Which is a shame, because the college experience of meeting and living with people who are different from you is a really transformative dynamic largely unexplored onscreen. When the show does lean into uncomfortable moments related to the different backgrounds of the leads, it pays off. One of the best scenes comes when the four roommates take their parents out to dinner. The restaurant is affordable to all but one of the girls. The ensuing back and forth and exchange of glances reflect the awkwardness of living with strangers that college provides, an awkwardness that’s one of the most fascinating things you can explore with an ensemble cast.

College — especially randomized roommate assignments — is one of the few places where people are truly forced to mix. But “The Sex Lives of College Girls” only scratches the surface of that potential. College could be the only time when you live day in and day out with people whose lifestyles and upbringings don’t match yours. A show in this setting has the potential to challenge narratives about how we understand one another, and the best way to do it would be with thoughtful, engaging discussions between its leads. Instead, discussions around controversial topics happen haphazardly or get wrapped up in neat, cookie-cutter packages. The moral grays of life are ignored, despite the fact the morally gray conversations are the ones most of us need to have.

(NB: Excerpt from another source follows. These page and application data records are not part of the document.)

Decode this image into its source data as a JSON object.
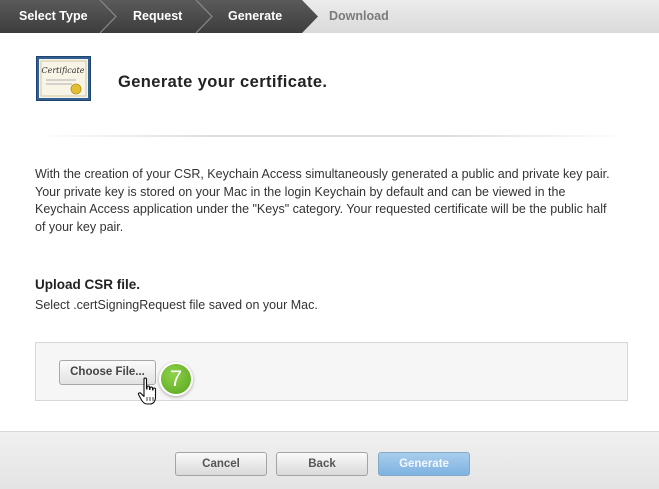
{
  "steps": [
    {
      "label": "Select Type",
      "state": "done"
    },
    {
      "label": "Request",
      "state": "done"
    },
    {
      "label": "Generate",
      "state": "current"
    },
    {
      "label": "Download",
      "state": "upcoming"
    }
  ],
  "header": {
    "icon": "certificate-icon",
    "icon_text": "Certificate",
    "title": "Generate your certificate."
  },
  "description": "With the creation of your CSR, Keychain Access simultaneously generated a public and private key pair. Your private key is stored on your Mac in the login Keychain by default and can be viewed in the Keychain Access application under the \"Keys\" category. Your requested certificate will be the public half of your key pair.",
  "upload": {
    "heading": "Upload CSR file.",
    "hint": "Select .certSigningRequest file saved on your Mac.",
    "choose_button": "Choose File...",
    "annotation_number": "7"
  },
  "footer": {
    "cancel": "Cancel",
    "back": "Back",
    "generate": "Generate"
  },
  "colors": {
    "step_done": "#4a4a4a",
    "step_current": "#3a3a3a",
    "step_upcoming": "#e3e3e3",
    "generate_button": "#8ec0e7",
    "annotation_badge": "#6bb52b"
  }
}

The cast includes Leighton (Reneé Rapp), a wealthy, somewhat bratty girl who grew attending New York private schools; Whitney (Alyah Chanelle Scott), a soccer star navigating life as the daughter of a senator; Kimberly (Pauline Chalamet), a small-town girl paying for school through financial aid and work study; and Bela (Amrit Kaur), who, like Kaling herself, is a bright aspiring comedian.

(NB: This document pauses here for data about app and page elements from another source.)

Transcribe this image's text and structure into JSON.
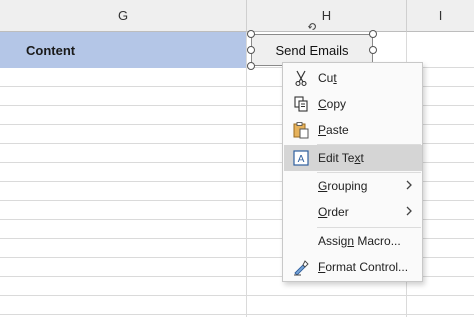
{
  "columns": [
    {
      "name": "G"
    },
    {
      "name": "H"
    },
    {
      "name": "I"
    }
  ],
  "cell_content": "Content",
  "form_control": {
    "label": "Send Emails"
  },
  "context_menu": {
    "items": [
      {
        "pre": "Cu",
        "key": "t",
        "post": "",
        "icon": "scissors-icon"
      },
      {
        "pre": "",
        "key": "C",
        "post": "opy",
        "icon": "copy-icon"
      },
      {
        "pre": "",
        "key": "P",
        "post": "aste",
        "icon": "paste-icon"
      },
      {
        "pre": "Edit Te",
        "key": "x",
        "post": "t",
        "icon": "edit-text-icon",
        "highlighted": true
      },
      {
        "pre": "",
        "key": "G",
        "post": "rouping",
        "icon": "",
        "submenu": true
      },
      {
        "pre": "",
        "key": "O",
        "post": "rder",
        "icon": "",
        "submenu": true
      },
      {
        "pre": "Assig",
        "key": "n",
        "post": " Macro...",
        "icon": ""
      },
      {
        "pre": "",
        "key": "F",
        "post": "ormat Control...",
        "icon": "format-control-icon"
      }
    ]
  }
}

A big part of the show is that it portrays these girls — random college roommates with vastly different personalities and backgrounds — coming together just as on a real college campus. This could have been an opportunity for all sorts of unexpected exchanges. Instead, they go mostly unexplored, papered over or used as punchlines rather than dialogue.

Leighton, for instance, is somewhat mean to her roommates early on. She then buys them off with iPads to make it up to them — and it does the trick instead of serve as a springboard to a conversation about buying friendship or throwing around cash. Instead, it’s her volunteer work that makes her more self-aware.

Kimberly, who is white, is similarly obtuse when it comes to race. In one scene, she expresses her excitement at finally making a “Black friend” to another character. In another scene, Whitney, who is Black, sees Kimberly wearing a dashiki as she prepares to meet a cultural group. The issue is quickly glossed over, however, with a (somewhat unconvincing) joke.

Indeed, there’s a lot of glossing over of serious topics on the show. The series will touch on major issues only to rarely, if ever, bring them up again — Whitney takes on the disparity between male and female athletes for a brief moment; students protesting student debt serve as material for a one-liner. You can’t help but wonder whether the show is tossing away some of its most interesting material.

Being in college means living with new types of people, and that experience is oftentimes surprising, weird and all sorts of other things. Not fully plumbing these depths is a lost opportunity, because there aren’t nearly as many shows about college life as there are high school life, though admittedly “The Sex Lives of College Girls” might still be finding its footing and could explore these horizons more fully next season.

IndieWire says the show feels more like a "workplace comedy" of adults than a coming-of-age story about coeds, and while the publication might mean it as a positive, that artistic choice takes away from some of the complexities the show could otherwise present about its characters, their relationships and modern society. A show that is fueled by laughs while rarely examining what lies beneath the surface misses what’s so messy — and great — about the college years.